### Available data ###

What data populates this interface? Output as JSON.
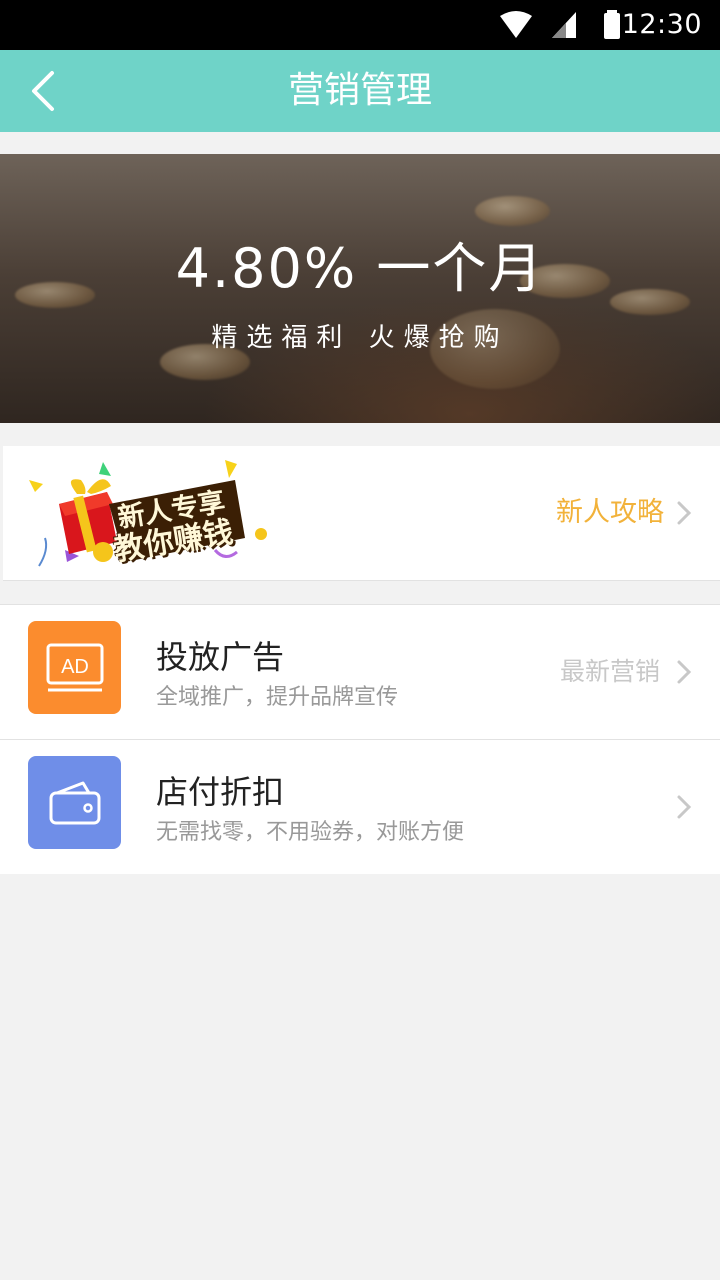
{
  "status_bar": {
    "time": "12:30"
  },
  "header": {
    "title": "营销管理"
  },
  "banner": {
    "headline": "4.80% 一个月",
    "subline": "精选福利 火爆抢购"
  },
  "promo": {
    "badge_line1": "新人专享",
    "badge_line2": "教你赚钱",
    "link_label": "新人攻略"
  },
  "list": {
    "items": [
      {
        "icon_label": "AD",
        "title": "投放广告",
        "subtitle": "全域推广，提升品牌宣传",
        "right_label": "最新营销"
      },
      {
        "title": "店付折扣",
        "subtitle": "无需找零，不用验券，对账方便"
      }
    ]
  },
  "colors": {
    "header_bg": "#6fd3c8",
    "promo_link": "#f2b23a",
    "ad_icon_bg": "#fb8c2e",
    "wallet_icon_bg": "#6f8ee8"
  }
}
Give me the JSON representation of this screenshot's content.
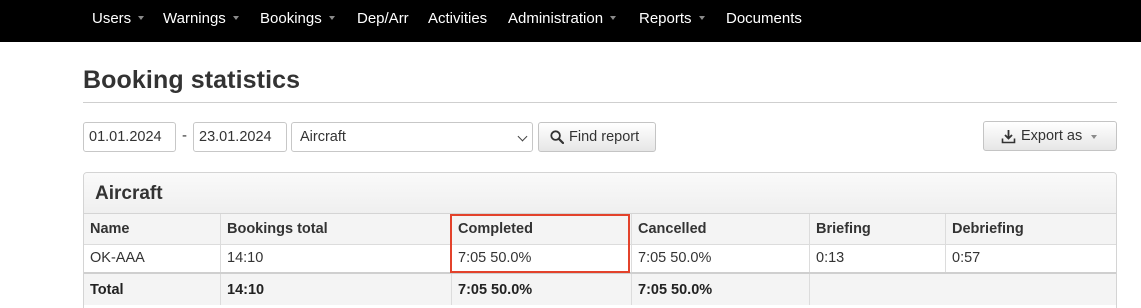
{
  "nav": {
    "items": [
      {
        "label": "Users",
        "dropdown": true
      },
      {
        "label": "Warnings",
        "dropdown": true
      },
      {
        "label": "Bookings",
        "dropdown": true
      },
      {
        "label": "Dep/Arr",
        "dropdown": false
      },
      {
        "label": "Activities",
        "dropdown": false
      },
      {
        "label": "Administration",
        "dropdown": true
      },
      {
        "label": "Reports",
        "dropdown": true
      },
      {
        "label": "Documents",
        "dropdown": false
      }
    ]
  },
  "page": {
    "title": "Booking statistics"
  },
  "filters": {
    "date_from": "01.01.2024",
    "date_separator": "-",
    "date_to": "23.01.2024",
    "group_by": "Aircraft",
    "find_label": "Find report",
    "export_label": "Export as"
  },
  "panel": {
    "title": "Aircraft",
    "columns": [
      "Name",
      "Bookings total",
      "Completed",
      "Cancelled",
      "Briefing",
      "Debriefing"
    ],
    "rows": [
      [
        "OK-AAA",
        "14:10",
        "7:05 50.0%",
        "7:05 50.0%",
        "0:13",
        "0:57"
      ]
    ],
    "total": [
      "Total",
      "14:10",
      "7:05 50.0%",
      "7:05 50.0%",
      "",
      ""
    ]
  },
  "colors": {
    "nav_bg": "#000000",
    "highlight": "#e3422b"
  },
  "icons": {
    "find": "search-icon",
    "export": "download-icon",
    "select": "chevron-down-icon"
  }
}
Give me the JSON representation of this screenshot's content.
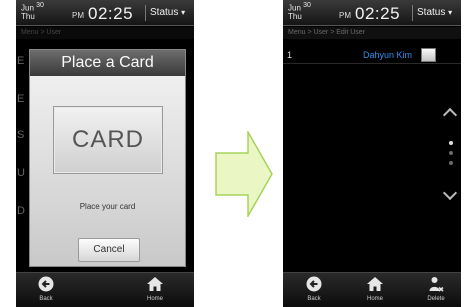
{
  "left_screen": {
    "statusbar": {
      "month": "Jun",
      "date": "30",
      "weekday": "Thu",
      "ampm": "PM",
      "time": "02:25",
      "status_label": "Status",
      "status_caret": "▾"
    },
    "breadcrumb": "Menu > User",
    "modal": {
      "title": "Place a Card",
      "card_label": "CARD",
      "instruction": "Place your card",
      "cancel_label": "Cancel"
    },
    "bottombar": {
      "back_label": "Back",
      "home_label": "Home"
    }
  },
  "right_screen": {
    "statusbar": {
      "month": "Jun",
      "date": "30",
      "weekday": "Thu",
      "ampm": "PM",
      "time": "02:25",
      "status_label": "Status",
      "status_caret": "▾"
    },
    "breadcrumb": "Menu > User > Edit User",
    "user_list": [
      {
        "number": "1",
        "name": "Dahyun Kim",
        "checked": false
      }
    ],
    "bottombar": {
      "back_label": "Back",
      "home_label": "Home",
      "delete_label": "Delete"
    }
  },
  "colors": {
    "accent_blue": "#2e8ef0",
    "arrow_fill": "#eaf7c4",
    "arrow_stroke": "#a7d35a"
  },
  "icons": [
    "back-arrow-icon",
    "home-icon",
    "delete-user-icon",
    "transition-arrow-icon"
  ]
}
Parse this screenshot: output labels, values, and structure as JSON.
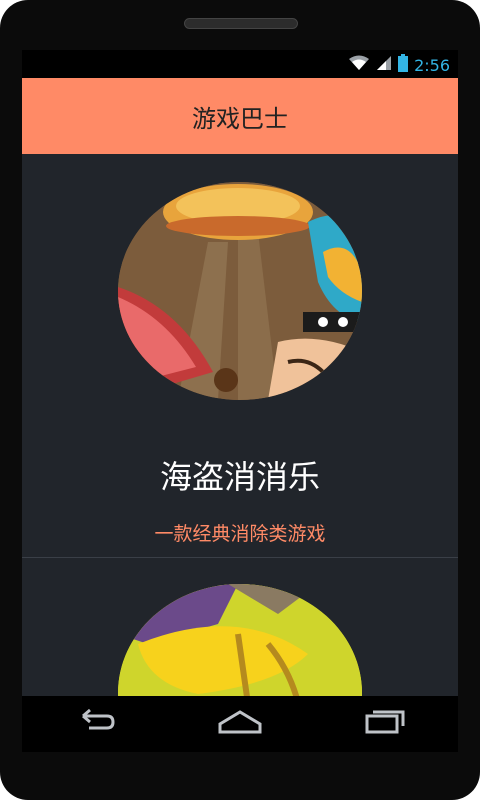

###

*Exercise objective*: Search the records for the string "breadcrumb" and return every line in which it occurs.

*Solution*:
    "breadcrumb": "Menu > User",
    "breadcrumb": "Menu > User > Edit User",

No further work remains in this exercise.